Records excerpted from a collection:
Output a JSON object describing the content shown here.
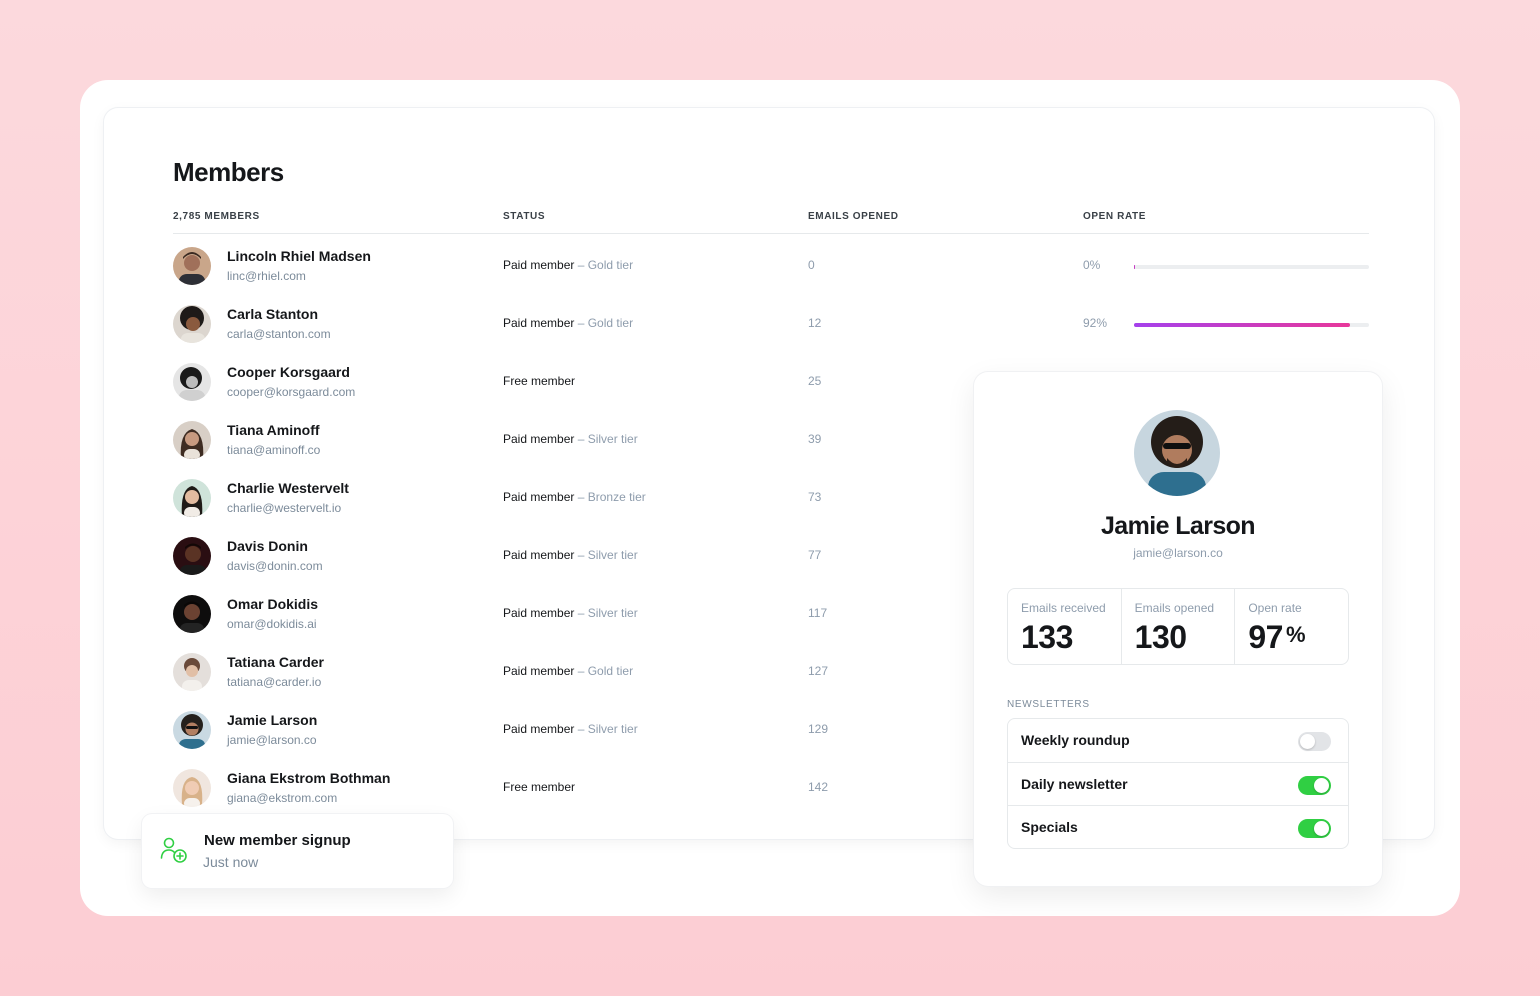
{
  "members_title": "Members",
  "columns": {
    "members": "2,785 MEMBERS",
    "status": "STATUS",
    "emails_opened": "EMAILS OPENED",
    "open_rate": "OPEN RATE"
  },
  "members": [
    {
      "name": "Lincoln Rhiel Madsen",
      "email": "linc@rhiel.com",
      "status": "Paid member",
      "tier": " – Gold tier",
      "opened": "0",
      "rate": "0%",
      "rate_value": 0.005
    },
    {
      "name": "Carla Stanton",
      "email": "carla@stanton.com",
      "status": "Paid member",
      "tier": " – Gold tier",
      "opened": "12",
      "rate": "92%",
      "rate_value": 0.92
    },
    {
      "name": "Cooper Korsgaard",
      "email": "cooper@korsgaard.com",
      "status": "Free member",
      "tier": "",
      "opened": "25"
    },
    {
      "name": "Tiana Aminoff",
      "email": "tiana@aminoff.co",
      "status": "Paid member",
      "tier": " – Silver tier",
      "opened": "39"
    },
    {
      "name": "Charlie Westervelt",
      "email": "charlie@westervelt.io",
      "status": "Paid member",
      "tier": " – Bronze tier",
      "opened": "73"
    },
    {
      "name": "Davis Donin",
      "email": "davis@donin.com",
      "status": "Paid member",
      "tier": " – Silver tier",
      "opened": "77"
    },
    {
      "name": "Omar Dokidis",
      "email": "omar@dokidis.ai",
      "status": "Paid member",
      "tier": " – Silver tier",
      "opened": "117"
    },
    {
      "name": "Tatiana Carder",
      "email": "tatiana@carder.io",
      "status": "Paid member",
      "tier": " – Gold tier",
      "opened": "127"
    },
    {
      "name": "Jamie Larson",
      "email": "jamie@larson.co",
      "status": "Paid member",
      "tier": " – Silver tier",
      "opened": "129"
    },
    {
      "name": "Giana Ekstrom Bothman",
      "email": "giana@ekstrom.com",
      "status": "Free member",
      "tier": "",
      "opened": "142"
    }
  ],
  "notification": {
    "icon": "user-add-icon",
    "title": "New member signup",
    "subtitle": "Just now"
  },
  "profile": {
    "name": "Jamie Larson",
    "email": "jamie@larson.co",
    "stats": [
      {
        "label": "Emails received",
        "value": "133",
        "unit": ""
      },
      {
        "label": "Emails opened",
        "value": "130",
        "unit": ""
      },
      {
        "label": "Open rate",
        "value": "97",
        "unit": "%"
      }
    ],
    "newsletters_label": "NEWSLETTERS",
    "newsletters": [
      {
        "label": "Weekly roundup",
        "enabled": false
      },
      {
        "label": "Daily newsletter",
        "enabled": true
      },
      {
        "label": "Specials",
        "enabled": true
      }
    ]
  },
  "colors": {
    "toggle_on": "#30cf43",
    "toggle_off": "#e2e4e7",
    "bar_gradient_start": "#a540ec",
    "bar_gradient_end": "#e8379a",
    "notification_icon": "#30cf43"
  }
}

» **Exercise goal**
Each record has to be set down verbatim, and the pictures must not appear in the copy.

» **Response**
Output a JSON object describing the content shown here.
{
  "members_title": "Members",
  "columns": {
    "members": "2,785 MEMBERS",
    "status": "STATUS",
    "emails_opened": "EMAILS OPENED",
    "open_rate": "OPEN RATE"
  },
  "members": [
    {
      "name": "Lincoln Rhiel Madsen",
      "email": "linc@rhiel.com",
      "status": "Paid member",
      "tier": " – Gold tier",
      "opened": "0",
      "rate": "0%",
      "rate_value": 0.005
    },
    {
      "name": "Carla Stanton",
      "email": "carla@stanton.com",
      "status": "Paid member",
      "tier": " – Gold tier",
      "opened": "12",
      "rate": "92%",
      "rate_value": 0.92
    },
    {
      "name": "Cooper Korsgaard",
      "email": "cooper@korsgaard.com",
      "status": "Free member",
      "tier": "",
      "opened": "25"
    },
    {
      "name": "Tiana Aminoff",
      "email": "tiana@aminoff.co",
      "status": "Paid member",
      "tier": " – Silver tier",
      "opened": "39"
    },
    {
      "name": "Charlie Westervelt",
      "email": "charlie@westervelt.io",
      "status": "Paid member",
      "tier": " – Bronze tier",
      "opened": "73"
    },
    {
      "name": "Davis Donin",
      "email": "davis@donin.com",
      "status": "Paid member",
      "tier": " – Silver tier",
      "opened": "77"
    },
    {
      "name": "Omar Dokidis",
      "email": "omar@dokidis.ai",
      "status": "Paid member",
      "tier": " – Silver tier",
      "opened": "117"
    },
    {
      "name": "Tatiana Carder",
      "email": "tatiana@carder.io",
      "status": "Paid member",
      "tier": " – Gold tier",
      "opened": "127"
    },
    {
      "name": "Jamie Larson",
      "email": "jamie@larson.co",
      "status": "Paid member",
      "tier": " – Silver tier",
      "opened": "129"
    },
    {
      "name": "Giana Ekstrom Bothman",
      "email": "giana@ekstrom.com",
      "status": "Free member",
      "tier": "",
      "opened": "142"
    }
  ],
  "notification": {
    "icon": "user-add-icon",
    "title": "New member signup",
    "subtitle": "Just now"
  },
  "profile": {
    "name": "Jamie Larson",
    "email": "jamie@larson.co",
    "stats": [
      {
        "label": "Emails received",
        "value": "133",
        "unit": ""
      },
      {
        "label": "Emails opened",
        "value": "130",
        "unit": ""
      },
      {
        "label": "Open rate",
        "value": "97",
        "unit": "%"
      }
    ],
    "newsletters_label": "NEWSLETTERS",
    "newsletters": [
      {
        "label": "Weekly roundup",
        "enabled": false
      },
      {
        "label": "Daily newsletter",
        "enabled": true
      },
      {
        "label": "Specials",
        "enabled": true
      }
    ]
  },
  "colors": {
    "toggle_on": "#30cf43",
    "toggle_off": "#e2e4e7",
    "bar_gradient_start": "#a540ec",
    "bar_gradient_end": "#e8379a",
    "notification_icon": "#30cf43"
  }
}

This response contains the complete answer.